Counting calories? Since fat has 9 calories per gram – more than double the calories of protein and carbohydrate – one of the simplest ways to cut calories and lose weight is to tweak your daily diet and make it lower in fat.
For instance, if you’re slathering butter on your bread, just switching to a light spread cuts the calories by half. Instead of drinking whole milk, switch to fat-free and you’ll skim more than 60 calories per cup. And when you’re cooking, develop creative ways to add flavor rather than fat (example: salsa rather than butter on your baked potato).
And, instead of frying your food, try baking, broiling, poaching or grilling techniques to significantly reduce your intake of fat.
These modifications translate nicely into weight loss and better health.
When it comes to fast food, the dangers are well known. Fried fast food is high in fat, sugar and salt. It’s also cheap and the portion sizes are large. The fried foods that come through the drive-through window are usually full of additives and preservatives.
But it’s the fat that ain’t where it’s at for dieters. A medium-sized order of Wendy’s fries has 410 calories and 20 grams of fat. Smart consumers will customize a large baked potato – ordered without the sour cream – and walk away with just 280 calories and ZERO grams of fat.
But you love fat, you say? Okay, so what if you whip up your fried foods at home – does that make a difference?
It sure can, says James Villas, author of Southern Fried.
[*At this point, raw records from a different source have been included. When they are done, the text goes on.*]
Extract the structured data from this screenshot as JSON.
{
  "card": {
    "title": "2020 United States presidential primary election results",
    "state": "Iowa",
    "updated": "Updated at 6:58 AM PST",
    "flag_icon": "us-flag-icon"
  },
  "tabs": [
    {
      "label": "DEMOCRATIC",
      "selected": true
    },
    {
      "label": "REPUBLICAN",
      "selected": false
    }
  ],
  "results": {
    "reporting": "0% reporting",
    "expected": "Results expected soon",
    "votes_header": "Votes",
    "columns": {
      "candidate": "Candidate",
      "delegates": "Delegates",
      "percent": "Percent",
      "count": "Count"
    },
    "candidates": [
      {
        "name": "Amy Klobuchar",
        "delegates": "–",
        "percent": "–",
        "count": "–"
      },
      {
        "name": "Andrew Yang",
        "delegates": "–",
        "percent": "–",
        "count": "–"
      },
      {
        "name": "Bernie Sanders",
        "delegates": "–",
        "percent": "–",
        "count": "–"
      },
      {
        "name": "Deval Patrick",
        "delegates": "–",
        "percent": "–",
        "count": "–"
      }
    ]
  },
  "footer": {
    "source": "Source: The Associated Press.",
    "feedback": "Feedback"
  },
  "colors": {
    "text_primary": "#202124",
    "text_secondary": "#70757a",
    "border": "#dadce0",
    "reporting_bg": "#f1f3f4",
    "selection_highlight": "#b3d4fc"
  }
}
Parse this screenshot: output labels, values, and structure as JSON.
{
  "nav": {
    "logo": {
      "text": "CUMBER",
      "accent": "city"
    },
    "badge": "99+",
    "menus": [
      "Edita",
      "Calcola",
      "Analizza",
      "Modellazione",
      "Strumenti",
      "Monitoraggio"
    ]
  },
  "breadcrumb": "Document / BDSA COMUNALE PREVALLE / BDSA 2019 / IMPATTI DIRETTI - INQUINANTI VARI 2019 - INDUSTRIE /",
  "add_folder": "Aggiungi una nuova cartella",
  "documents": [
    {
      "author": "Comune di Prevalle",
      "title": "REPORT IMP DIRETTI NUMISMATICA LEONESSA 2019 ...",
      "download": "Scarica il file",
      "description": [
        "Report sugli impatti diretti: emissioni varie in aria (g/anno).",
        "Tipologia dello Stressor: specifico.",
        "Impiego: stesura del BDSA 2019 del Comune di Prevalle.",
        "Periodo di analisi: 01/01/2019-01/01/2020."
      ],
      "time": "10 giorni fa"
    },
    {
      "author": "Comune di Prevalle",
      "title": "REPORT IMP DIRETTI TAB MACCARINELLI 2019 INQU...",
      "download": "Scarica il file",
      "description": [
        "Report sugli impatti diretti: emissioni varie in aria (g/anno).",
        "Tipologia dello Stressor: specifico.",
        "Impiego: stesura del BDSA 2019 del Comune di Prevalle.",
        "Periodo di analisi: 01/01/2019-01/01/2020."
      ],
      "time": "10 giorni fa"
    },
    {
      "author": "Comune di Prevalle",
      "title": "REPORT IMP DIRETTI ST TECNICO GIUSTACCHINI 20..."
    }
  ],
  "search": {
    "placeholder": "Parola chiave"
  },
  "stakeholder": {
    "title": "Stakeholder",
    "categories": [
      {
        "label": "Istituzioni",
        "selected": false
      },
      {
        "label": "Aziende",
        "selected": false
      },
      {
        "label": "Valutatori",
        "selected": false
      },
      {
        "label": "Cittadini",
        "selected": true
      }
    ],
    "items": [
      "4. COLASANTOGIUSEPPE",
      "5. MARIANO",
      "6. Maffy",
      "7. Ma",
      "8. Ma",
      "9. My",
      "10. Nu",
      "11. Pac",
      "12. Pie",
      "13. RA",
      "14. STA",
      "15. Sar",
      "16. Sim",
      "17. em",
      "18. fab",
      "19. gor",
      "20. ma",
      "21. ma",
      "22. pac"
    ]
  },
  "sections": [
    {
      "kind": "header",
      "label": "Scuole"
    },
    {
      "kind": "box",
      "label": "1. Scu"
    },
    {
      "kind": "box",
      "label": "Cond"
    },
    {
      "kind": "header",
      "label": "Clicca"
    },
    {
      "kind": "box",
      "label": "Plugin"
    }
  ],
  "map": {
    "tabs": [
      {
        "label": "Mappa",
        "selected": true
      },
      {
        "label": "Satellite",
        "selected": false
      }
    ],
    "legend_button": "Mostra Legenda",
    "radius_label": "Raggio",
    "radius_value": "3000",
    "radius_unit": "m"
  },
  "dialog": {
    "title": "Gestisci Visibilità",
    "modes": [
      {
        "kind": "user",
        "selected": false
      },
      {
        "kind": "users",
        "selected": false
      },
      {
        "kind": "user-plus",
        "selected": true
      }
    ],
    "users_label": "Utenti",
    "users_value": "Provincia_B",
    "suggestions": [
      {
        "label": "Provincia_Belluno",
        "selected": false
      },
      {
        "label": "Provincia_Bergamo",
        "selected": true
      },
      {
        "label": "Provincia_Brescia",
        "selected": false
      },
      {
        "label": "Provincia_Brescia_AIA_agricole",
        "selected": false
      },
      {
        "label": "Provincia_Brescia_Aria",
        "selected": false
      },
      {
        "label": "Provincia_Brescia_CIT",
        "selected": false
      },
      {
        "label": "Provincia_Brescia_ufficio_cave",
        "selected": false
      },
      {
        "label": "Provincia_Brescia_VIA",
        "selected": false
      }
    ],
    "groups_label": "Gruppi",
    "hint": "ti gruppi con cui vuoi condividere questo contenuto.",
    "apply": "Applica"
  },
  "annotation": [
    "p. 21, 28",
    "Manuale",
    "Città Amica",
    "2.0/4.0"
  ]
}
The former food and wine editor for Town & Country magazine says, “If you do it right, you’re going to enjoy crispy, not greasy food.”
In his new book, Villas covers a number of different ways to fry your foods better. He describes how to best pan-fry in a skillet – or even deep-fry without guilt. Villas suggests that newer home fryers are easy to use and they get the cooking oil up to the proper temperature so foods are cooked ultra-fast.
What you get is flavorful food that’s crispy and tender – and not “soggy and greasy and those things that people associate with fried food,” he claims.
Consumption of fried food has long been linked to obesity, but only a few studies have assessed the relationship between fried food and obesity. The research is substantial about eating fried foods away from home, but in-home fried food consumption has not been studied as extensively… until recently.
In an article published in the American Journal of Clinical Nutrition, those who ate the most fried food at home consumed the most calories and were more often overweight.
But an article in TIME magazine put a different spin on fat in food. It noted that a Spanish study discovered that diners did not have health risks associated with the consumption of fried fast foods. Healthy cooking oils could account for the difference; the studied group ate foods cooked mainly in olive and sunflower oils. It’s the “other” oils that are more prone to break down into harmful trans fats.
But is there really a way to have your fried chicken and eat it too – without the dietary damage associated with fried foods?
Most experts will say yes – if you eat your fried chicken in moderation. Even Chef Villas says that moderation is the key to fine Southern dining.
He noted, “One thing is Southerners don't eat fried food every single day, which is a misconception people have. And it's just common sense and moderation.”
We say amen to that… now pass the fried chicken!
Cooking Light recommendations include:
Susan Burke March is Registered and Licensed Dietitian Nutritionist and Certified Diabetes Educator, who as eDiets Chief Nutritionist promotes the dietary health and wellbeing of consumers worldwide.